The energy cost savings from this more ambitious efficiency goal could be used by the Department of the Navy and MCAS Miramar to fund other energy resilience efforts in alignment with federal legislation such as 10 U.S. Code § 2912-Availability and use of energy cost savings.
NREL electrical engineers made another suggestion that changed the shape of the project—leverage the building's 2-megawatt (MW) backup diesel generator, previously planned to serve just the data center, as an asset for the entire installation by integrating it with the installation's microgrid. This way, the generator could be better utilized during contingency operations while boosting resiliency and supporting other facilities at MCAS Miramar.
Performance-Based Design: Integrating Energy Targets at Zero Dark Thirty
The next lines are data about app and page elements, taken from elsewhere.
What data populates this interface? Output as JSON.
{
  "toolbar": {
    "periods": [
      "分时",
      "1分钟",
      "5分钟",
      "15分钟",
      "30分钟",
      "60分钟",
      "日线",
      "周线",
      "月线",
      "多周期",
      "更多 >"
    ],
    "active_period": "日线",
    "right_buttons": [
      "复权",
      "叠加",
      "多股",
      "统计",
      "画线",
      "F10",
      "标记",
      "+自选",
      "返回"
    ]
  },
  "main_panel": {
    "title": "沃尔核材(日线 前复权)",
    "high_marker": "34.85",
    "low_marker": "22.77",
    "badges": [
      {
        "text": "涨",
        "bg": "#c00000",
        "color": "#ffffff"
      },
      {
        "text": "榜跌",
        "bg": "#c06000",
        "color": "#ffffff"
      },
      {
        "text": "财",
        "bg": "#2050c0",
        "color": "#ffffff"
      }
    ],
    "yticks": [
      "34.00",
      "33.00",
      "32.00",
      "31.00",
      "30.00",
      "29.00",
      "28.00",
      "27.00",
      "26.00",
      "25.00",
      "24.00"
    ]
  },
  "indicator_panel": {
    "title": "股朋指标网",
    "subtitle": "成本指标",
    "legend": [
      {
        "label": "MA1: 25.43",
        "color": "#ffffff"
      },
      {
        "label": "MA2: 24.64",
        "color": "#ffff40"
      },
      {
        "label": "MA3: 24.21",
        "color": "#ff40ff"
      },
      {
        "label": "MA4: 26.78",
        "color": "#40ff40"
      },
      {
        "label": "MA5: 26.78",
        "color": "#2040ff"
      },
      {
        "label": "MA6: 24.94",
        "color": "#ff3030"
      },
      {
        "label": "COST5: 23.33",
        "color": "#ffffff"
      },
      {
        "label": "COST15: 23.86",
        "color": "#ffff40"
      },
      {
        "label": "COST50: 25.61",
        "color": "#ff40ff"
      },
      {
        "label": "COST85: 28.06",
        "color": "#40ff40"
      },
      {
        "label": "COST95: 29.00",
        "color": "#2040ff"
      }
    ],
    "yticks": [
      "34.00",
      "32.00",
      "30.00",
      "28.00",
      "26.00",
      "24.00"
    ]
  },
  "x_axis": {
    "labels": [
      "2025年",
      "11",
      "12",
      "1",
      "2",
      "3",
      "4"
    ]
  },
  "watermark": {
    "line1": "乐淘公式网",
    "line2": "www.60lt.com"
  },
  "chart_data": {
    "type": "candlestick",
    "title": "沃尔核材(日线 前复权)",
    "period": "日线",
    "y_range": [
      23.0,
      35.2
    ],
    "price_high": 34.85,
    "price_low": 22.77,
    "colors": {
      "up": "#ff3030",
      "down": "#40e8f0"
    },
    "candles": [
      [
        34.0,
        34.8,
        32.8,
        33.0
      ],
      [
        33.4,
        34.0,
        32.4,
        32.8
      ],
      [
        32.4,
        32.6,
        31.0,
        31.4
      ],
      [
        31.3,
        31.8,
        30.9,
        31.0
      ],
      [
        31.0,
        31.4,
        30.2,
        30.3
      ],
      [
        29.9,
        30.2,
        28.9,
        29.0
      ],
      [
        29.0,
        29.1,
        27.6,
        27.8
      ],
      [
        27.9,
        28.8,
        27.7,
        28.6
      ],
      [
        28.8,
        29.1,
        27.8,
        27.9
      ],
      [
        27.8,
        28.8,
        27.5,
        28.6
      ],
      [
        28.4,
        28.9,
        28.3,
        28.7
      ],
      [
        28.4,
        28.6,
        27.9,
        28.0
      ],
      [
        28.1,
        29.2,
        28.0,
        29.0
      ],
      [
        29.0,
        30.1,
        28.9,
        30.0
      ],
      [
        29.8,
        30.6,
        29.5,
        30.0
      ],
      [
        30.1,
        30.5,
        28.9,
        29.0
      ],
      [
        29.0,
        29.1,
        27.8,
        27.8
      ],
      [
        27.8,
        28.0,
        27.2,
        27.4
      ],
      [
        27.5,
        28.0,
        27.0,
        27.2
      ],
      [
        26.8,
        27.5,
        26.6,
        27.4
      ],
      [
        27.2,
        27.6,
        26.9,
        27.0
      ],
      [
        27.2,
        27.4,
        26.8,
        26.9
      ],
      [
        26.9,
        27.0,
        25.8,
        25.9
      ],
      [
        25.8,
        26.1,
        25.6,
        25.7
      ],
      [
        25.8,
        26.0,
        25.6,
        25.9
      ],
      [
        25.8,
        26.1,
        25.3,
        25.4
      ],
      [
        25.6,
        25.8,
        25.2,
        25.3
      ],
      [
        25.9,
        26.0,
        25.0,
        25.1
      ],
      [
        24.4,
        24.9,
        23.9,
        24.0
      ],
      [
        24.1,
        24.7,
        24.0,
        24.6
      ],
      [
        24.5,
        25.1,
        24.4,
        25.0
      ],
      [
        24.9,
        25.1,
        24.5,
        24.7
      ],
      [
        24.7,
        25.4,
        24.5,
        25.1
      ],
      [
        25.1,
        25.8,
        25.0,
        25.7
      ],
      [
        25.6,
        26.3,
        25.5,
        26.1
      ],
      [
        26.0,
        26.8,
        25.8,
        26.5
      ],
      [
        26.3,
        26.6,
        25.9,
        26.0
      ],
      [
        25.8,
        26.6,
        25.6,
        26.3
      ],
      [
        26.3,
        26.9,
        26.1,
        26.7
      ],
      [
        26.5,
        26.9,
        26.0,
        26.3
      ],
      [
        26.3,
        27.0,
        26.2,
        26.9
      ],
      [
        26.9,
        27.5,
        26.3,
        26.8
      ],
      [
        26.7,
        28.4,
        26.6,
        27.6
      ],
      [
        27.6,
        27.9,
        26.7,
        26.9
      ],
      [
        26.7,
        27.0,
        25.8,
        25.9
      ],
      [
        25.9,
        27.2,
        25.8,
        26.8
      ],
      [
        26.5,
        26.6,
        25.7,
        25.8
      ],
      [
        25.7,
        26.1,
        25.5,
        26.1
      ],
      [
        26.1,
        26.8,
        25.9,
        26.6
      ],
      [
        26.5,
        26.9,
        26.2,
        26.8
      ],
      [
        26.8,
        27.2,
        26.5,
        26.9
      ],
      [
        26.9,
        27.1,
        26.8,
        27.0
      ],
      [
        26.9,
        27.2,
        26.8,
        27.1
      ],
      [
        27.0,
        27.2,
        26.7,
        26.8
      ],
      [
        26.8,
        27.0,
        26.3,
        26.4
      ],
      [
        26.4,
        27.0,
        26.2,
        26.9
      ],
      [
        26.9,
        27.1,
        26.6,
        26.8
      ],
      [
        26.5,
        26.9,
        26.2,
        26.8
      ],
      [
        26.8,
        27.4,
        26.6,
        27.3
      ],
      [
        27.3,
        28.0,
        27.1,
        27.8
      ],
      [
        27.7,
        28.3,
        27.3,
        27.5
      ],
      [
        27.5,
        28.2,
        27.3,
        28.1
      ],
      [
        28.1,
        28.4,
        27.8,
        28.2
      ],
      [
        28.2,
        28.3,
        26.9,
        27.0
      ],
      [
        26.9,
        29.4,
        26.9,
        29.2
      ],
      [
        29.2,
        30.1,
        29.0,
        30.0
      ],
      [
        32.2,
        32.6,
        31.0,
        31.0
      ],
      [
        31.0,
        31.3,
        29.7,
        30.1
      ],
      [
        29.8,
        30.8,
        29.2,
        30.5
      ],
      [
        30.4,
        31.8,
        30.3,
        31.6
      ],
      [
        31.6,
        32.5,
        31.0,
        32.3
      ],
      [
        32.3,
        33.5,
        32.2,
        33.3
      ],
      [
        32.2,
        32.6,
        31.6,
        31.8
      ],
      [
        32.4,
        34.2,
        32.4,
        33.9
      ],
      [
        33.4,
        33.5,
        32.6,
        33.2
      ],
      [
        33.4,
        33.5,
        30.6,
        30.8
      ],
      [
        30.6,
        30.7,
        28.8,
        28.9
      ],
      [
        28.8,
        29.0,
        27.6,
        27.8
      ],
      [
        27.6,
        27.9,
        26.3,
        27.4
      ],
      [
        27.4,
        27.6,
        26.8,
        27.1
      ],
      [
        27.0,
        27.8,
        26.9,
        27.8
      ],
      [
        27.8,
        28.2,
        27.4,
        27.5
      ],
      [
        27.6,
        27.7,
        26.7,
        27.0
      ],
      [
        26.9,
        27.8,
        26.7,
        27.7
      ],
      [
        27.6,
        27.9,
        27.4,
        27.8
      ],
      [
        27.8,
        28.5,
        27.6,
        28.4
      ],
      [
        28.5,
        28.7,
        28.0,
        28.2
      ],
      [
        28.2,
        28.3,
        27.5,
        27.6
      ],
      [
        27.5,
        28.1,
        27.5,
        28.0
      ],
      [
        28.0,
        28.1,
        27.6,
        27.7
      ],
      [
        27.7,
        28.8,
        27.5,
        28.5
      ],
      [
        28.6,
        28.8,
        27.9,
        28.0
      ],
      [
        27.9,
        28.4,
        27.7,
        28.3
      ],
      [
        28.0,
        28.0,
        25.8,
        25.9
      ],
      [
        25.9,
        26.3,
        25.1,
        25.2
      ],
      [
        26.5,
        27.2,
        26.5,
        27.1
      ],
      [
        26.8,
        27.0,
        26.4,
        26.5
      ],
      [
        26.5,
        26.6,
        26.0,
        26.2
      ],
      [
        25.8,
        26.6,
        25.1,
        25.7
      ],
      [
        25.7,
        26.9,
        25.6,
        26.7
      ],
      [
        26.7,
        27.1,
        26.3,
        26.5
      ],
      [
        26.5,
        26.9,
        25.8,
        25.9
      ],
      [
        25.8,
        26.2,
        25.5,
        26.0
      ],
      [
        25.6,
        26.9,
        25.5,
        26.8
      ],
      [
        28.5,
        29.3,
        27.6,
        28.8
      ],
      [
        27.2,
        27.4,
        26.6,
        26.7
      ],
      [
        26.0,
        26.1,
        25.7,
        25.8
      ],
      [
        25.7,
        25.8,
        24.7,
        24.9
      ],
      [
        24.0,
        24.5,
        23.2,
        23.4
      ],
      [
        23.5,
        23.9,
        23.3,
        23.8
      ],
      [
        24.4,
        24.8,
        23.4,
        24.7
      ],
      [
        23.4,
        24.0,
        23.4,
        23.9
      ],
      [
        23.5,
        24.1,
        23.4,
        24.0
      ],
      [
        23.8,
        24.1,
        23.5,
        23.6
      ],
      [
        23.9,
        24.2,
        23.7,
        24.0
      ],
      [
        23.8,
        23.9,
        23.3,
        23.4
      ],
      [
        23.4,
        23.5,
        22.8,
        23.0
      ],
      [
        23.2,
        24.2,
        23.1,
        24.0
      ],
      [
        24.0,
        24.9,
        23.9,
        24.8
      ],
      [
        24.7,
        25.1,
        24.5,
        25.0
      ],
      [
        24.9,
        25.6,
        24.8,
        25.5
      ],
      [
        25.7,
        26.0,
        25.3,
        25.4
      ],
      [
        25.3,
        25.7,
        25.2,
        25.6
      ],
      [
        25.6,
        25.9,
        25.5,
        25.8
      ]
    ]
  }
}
Van Geet and Pless suggested the data center project could be a good opportunity to use performance-based design-build, a strategy to integrate energy performance requirements early on in building design. The process is founded in the idea that deep and cost-effective energy savings are possible—even with typical construction budgets—when these goals are placed front and center in the concept design, requests for proposals, budgets, and planning.
NREL has used an integrated design-build approach for all of its own new buildings since 2010, when it pioneered the practice in designing the federally owned Research Support Facility on its Golden, Colorado, campus.
Van Geet is a longtime advocate of the approach, as it results in a more integrated design.
"You leave it to the design team to work with the build team to figure out how to meet energy and sustainability performance goals, size, and mission requirements without prescribing the details," Van Geet said. "The design-build team works together to figure out how to do that best, at no more cost, and faster, with fewer change orders. It makes the whole process more streamlined."
MCAS Miramar liked the idea. They crafted a performance-based design-build contract that incorporated requirements for a measured data center PUE of 1.2 and for the building's backup diesel generator to also be able to supply power to the base's microgrid during outages in addition to providing backup power to the data center.
A Decisive Victory
The data center was commissioned and turned over to MCAS Miramar in the summer of 2020. Advanced metering infrastructure system testing indicates the target PUE of 1.2 was achieved.
The microgrid-connected data center generator is also providing an additional 1.5 MW of power to the entire installation when isolated from the utility. According to project engineer Kurt Wittman of MacDonald Engineers, Inc., "From concept to incorporation and testing, the data center diesel engine generator and closed transition interface with the installation's microgrid in island mode was quite a challenge but concluded with complete success."
"NREL helped us at every step of the way, and for many other reasons combined, I think this is one of the best military construction projects we’ve done in terms of innovation."
— Mick Wasco, Utilities & Energy Management, MCAS Miramar
MCAS Miramar's Mick Wasco is very pleased with the results of the continued partnership with NREL. "Without any hesitancy or question, NREL helped us at every step of the way, and for many other reasons combined, I think this is one of the best military construction projects we've done in terms of innovation."
Rachel Shepherd, leader of the FEMP data center efficiency program, applauded the results. "It's great to see that Miramar is leading the way in the federal government for new data center design requirements and performance."
Achieving Your Energy Resilience Mission
NREL research supports performance-based design for efficient facilities and data centers, a tremendous opportunity for energy and cost savings in the federal sector.
NREL also supports energy efficiency, resilience, and the life cycle of microgrid project development including feasibility assessments, financial analyses, conceptual designs, project oversight, commissioning support, and demonstration. NREL has provided technical expertise to support the U.S. Department of Defense and many other partners with microgrid resiliency efforts. Learn more about partnering with NREL.